The First-Ever Cloned Black-Footed Ferret Could Save Its Species
Elizabeth Ann made history just over a year ago as the first-ever cloned black-footed ferret. She was created from the cells of another black-footed ferret that died 35 years ago, named Willa. She was born from a surrogate ferret and, just over a year later, has achieved sexual maturity, one of the first clones of an endangered species to do so. Now that Elizabeth Ann is of breeding age, conservation biologists hope to use her to help save the species from extinction. It will be the first time cloning has been successfully integrated into such an endeavor. Due to their small population size, the wild ferret colonies are currently suffering from inbreeding, decreasing their genetic diversity and reproductive fitness. Elizabeth Ann’s DNA contains multiple forms of genes found throughout the breeding program’s inbred ferrets. It is hoped that her children will help reinvigorate the genetic viability of black-footed ferrets.

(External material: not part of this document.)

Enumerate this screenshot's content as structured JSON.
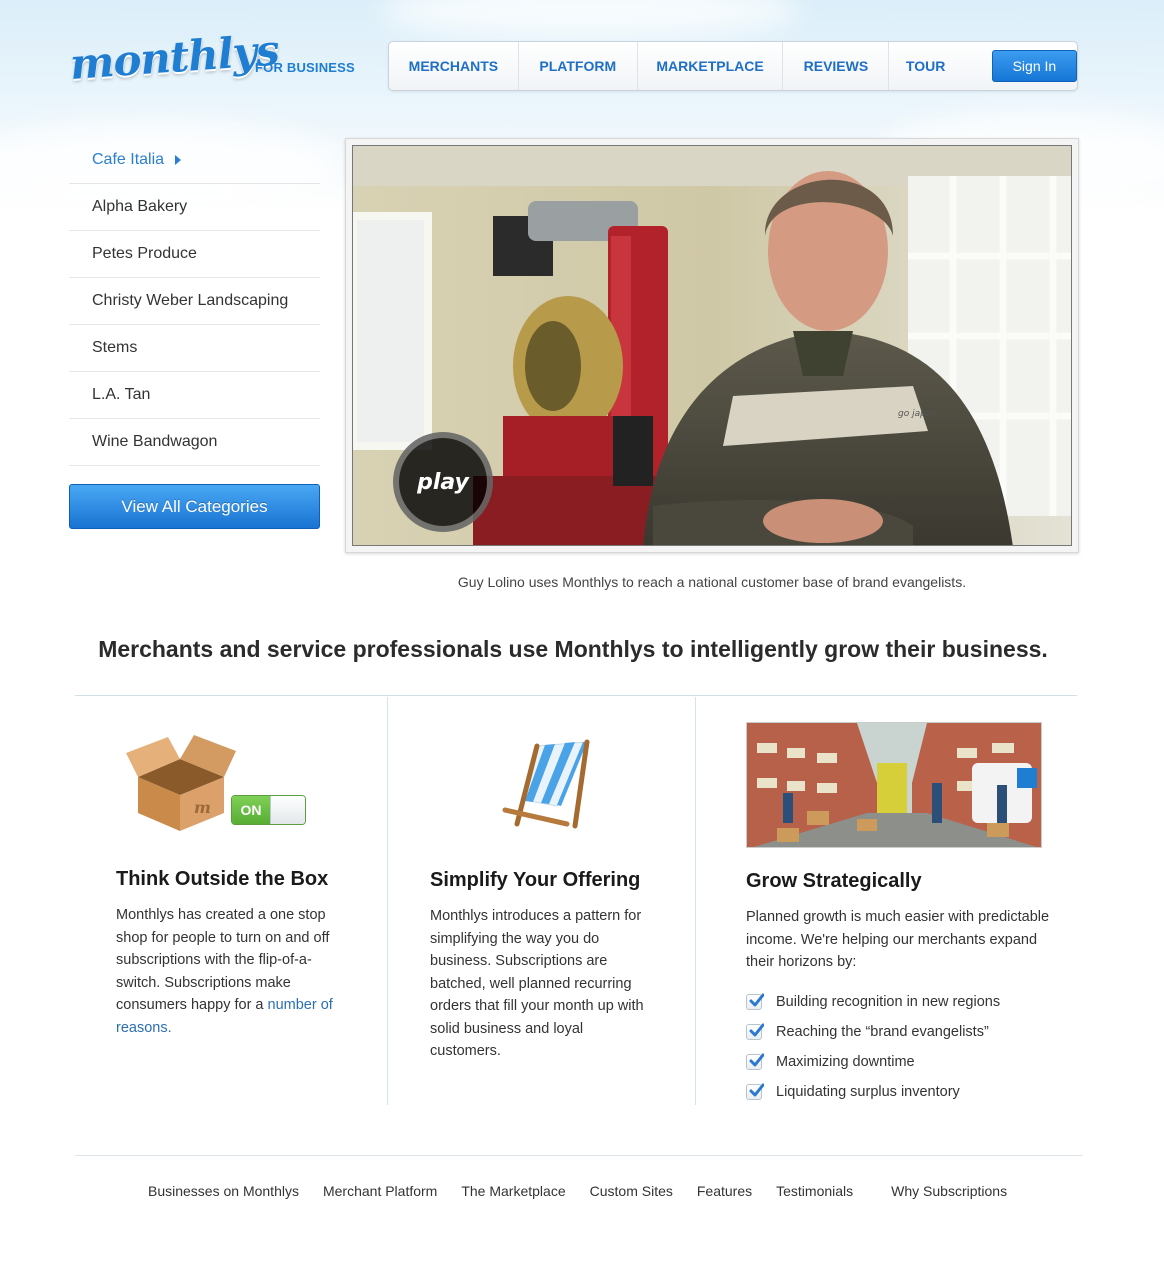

Currently, she resides at a conservation center near Fort Collins, Colorado, and scientists are seeking a compatible mate for her.
Keywords - ferret